Key Points of The Enchantment Concept
Enchantment, as explained from the view of Guy Kawasaki, is the process of delighting and creating a long lasting relationship with others.
- When you smile, always use a genuine smile and avoid fake smiles as they are detectable.
- Dressing down can be seen as a form of disrespect the same way that over-dressing can make people feel that you see yourself as superior. Always dress in a manner that is equivalent to the people in your business circles.
- Be likable. Be trustworthy. Trust your customers. An example of a company trusting its customers are practices like money-back guarantees and other gestures that show faith in your customers/clients.
- Always try to think of ways to help others, rather than yourself.
5 Qualities of a Great Service
When offering a business or service, its beneficial to everyone that the service/product has depth. An example of depth could be a cell phone with tons of features.
Another example could be a bakery. Imagine the differences between a bakery that only bakes breads, and the baker that bakes donuts, offers a delivery service, offers a mail order option (which could mean national clients), phone support, online interactivity, and…well you get the idea. Depth is what separates great services, from good ones.
Did the service or product solve a problem for the customer? Putting a lot of thought into a service, product, and the customer using the service will serve you and your customer in more ways than one.
Great products and services are complete. The totality of the product. An example of completeness in a service could be the availability of support, upgrades, more information…. the totality of the solution
The earlier example of the baker can be considered an example of completeness.
Great products are empowering. It gives it user a higher level of creativity and usefulness. A great example of an empowering tool could be the device known as the automobile. It empowers its user with independence and the ability to travel great distances in short order when compared to walking, bicycling, or riding a horse.
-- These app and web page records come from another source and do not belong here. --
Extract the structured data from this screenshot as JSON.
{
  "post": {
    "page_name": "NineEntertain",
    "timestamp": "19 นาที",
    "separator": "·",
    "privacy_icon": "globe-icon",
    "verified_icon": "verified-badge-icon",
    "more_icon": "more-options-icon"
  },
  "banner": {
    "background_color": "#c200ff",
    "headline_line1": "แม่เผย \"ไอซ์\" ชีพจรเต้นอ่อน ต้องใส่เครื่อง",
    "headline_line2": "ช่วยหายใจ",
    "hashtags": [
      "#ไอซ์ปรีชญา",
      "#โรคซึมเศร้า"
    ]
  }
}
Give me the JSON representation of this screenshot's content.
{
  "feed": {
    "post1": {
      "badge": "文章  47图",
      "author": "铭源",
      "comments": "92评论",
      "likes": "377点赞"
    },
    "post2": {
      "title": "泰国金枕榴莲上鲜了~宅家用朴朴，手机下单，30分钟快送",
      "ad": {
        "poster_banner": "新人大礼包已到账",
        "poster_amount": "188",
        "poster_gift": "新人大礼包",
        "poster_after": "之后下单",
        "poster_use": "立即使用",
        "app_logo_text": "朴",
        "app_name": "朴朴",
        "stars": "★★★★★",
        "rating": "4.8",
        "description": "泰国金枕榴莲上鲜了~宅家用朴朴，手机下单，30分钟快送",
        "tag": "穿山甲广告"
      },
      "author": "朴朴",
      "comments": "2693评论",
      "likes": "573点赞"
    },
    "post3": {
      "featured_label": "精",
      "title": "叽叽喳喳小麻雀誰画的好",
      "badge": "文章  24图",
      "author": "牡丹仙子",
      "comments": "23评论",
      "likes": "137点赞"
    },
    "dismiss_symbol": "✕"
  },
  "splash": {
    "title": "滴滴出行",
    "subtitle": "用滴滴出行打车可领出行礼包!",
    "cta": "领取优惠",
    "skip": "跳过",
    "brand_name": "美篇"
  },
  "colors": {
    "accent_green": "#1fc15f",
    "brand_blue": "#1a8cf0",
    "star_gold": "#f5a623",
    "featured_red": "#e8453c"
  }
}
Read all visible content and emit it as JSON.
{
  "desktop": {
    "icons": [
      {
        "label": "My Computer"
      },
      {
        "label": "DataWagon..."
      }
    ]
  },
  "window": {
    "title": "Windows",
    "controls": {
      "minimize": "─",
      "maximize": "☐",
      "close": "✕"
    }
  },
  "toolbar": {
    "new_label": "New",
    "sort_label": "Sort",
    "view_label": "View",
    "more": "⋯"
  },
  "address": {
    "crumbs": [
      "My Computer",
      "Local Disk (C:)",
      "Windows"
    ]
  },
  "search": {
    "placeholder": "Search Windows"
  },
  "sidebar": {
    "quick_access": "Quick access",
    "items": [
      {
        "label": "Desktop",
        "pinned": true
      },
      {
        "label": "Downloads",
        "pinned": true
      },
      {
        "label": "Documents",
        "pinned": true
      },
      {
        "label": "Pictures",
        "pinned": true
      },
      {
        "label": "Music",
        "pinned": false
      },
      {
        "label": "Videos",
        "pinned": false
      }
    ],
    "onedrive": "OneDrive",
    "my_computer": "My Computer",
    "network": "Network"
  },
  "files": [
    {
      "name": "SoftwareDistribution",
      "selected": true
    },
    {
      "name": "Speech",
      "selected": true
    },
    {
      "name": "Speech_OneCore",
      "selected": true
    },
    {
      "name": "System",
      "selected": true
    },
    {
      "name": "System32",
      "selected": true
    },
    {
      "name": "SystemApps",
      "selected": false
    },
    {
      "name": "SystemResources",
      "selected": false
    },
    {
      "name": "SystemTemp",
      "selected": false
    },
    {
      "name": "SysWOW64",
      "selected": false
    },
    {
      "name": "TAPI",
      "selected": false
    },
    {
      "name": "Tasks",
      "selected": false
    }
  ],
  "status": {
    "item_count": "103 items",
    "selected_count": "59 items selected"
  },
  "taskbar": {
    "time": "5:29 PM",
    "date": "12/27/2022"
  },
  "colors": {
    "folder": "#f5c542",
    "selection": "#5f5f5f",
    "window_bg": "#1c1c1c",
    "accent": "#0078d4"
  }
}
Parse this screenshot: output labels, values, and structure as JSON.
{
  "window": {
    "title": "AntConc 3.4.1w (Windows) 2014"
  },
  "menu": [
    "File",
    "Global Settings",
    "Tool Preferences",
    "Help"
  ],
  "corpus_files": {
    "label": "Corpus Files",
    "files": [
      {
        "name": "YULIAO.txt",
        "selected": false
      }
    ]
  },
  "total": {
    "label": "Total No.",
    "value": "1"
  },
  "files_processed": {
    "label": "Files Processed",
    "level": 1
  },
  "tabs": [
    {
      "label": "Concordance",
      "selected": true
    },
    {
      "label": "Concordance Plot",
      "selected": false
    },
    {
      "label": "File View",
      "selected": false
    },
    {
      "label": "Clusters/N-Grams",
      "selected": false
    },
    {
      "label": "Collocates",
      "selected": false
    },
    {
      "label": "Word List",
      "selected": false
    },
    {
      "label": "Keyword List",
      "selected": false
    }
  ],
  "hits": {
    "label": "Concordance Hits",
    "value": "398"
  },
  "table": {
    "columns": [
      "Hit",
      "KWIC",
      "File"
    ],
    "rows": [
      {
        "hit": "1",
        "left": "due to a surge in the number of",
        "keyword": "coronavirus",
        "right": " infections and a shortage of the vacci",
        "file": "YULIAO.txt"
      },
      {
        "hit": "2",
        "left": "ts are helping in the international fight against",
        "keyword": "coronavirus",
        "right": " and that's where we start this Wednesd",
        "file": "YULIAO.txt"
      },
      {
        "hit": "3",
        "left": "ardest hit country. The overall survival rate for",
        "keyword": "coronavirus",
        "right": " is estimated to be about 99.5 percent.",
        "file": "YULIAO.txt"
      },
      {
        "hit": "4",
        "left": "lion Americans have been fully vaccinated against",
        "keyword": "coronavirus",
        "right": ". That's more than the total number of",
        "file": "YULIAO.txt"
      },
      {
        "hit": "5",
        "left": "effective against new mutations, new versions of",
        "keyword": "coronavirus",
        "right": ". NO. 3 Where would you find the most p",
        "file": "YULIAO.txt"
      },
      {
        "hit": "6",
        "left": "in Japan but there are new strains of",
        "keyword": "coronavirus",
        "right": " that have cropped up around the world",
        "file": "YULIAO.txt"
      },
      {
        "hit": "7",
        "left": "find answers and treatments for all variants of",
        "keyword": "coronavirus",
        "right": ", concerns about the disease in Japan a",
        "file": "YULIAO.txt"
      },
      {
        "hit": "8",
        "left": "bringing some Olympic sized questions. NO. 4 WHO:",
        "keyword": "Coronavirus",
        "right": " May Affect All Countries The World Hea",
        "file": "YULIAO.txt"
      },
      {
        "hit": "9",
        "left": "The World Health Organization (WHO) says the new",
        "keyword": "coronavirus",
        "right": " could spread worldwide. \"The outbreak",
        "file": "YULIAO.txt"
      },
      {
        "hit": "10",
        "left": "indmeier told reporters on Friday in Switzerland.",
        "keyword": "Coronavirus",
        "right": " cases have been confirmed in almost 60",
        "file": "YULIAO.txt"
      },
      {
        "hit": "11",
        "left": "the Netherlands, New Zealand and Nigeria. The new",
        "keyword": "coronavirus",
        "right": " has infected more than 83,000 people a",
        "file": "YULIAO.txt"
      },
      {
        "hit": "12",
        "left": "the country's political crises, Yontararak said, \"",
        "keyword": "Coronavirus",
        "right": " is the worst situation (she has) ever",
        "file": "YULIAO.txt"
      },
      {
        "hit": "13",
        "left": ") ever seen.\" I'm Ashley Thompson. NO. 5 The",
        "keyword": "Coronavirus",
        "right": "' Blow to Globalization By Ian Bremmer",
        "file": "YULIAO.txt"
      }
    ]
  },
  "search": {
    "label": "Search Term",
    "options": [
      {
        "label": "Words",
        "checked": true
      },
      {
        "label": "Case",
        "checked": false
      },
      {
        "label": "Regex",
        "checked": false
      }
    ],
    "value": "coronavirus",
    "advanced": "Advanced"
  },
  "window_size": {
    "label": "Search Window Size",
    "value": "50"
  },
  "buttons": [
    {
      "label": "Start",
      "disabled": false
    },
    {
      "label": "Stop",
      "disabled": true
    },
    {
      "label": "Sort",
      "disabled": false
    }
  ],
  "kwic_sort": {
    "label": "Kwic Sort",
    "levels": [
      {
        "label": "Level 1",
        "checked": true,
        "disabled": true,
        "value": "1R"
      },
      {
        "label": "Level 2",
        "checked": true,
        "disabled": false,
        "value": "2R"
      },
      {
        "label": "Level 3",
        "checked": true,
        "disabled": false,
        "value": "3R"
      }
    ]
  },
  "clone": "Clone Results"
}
Having an elegant product means the designer or developer cared about usability an design.
Have a “Mantra” not a “Mission Statement”.
When marketing your business, its best to employ the use of a short mantra rather than a massive mission statement.
Example: Nike’s “Just Do It”
The PreMortem Concept
The premortem concept is the opposite of the postmortem concept.
In short, when a business fails there’s always time dedicated to figuring out what went wrong. The premortem concept offers the wisdom of looking at a business project prior to launch, pretending it failed, then working to uncover why it failed/why it might fail. By using a concept of this nature, one can directly tackle the challenge of removing the kinks in a business plan prior to being victimized by them.
There’s more to learn! Watch the full video!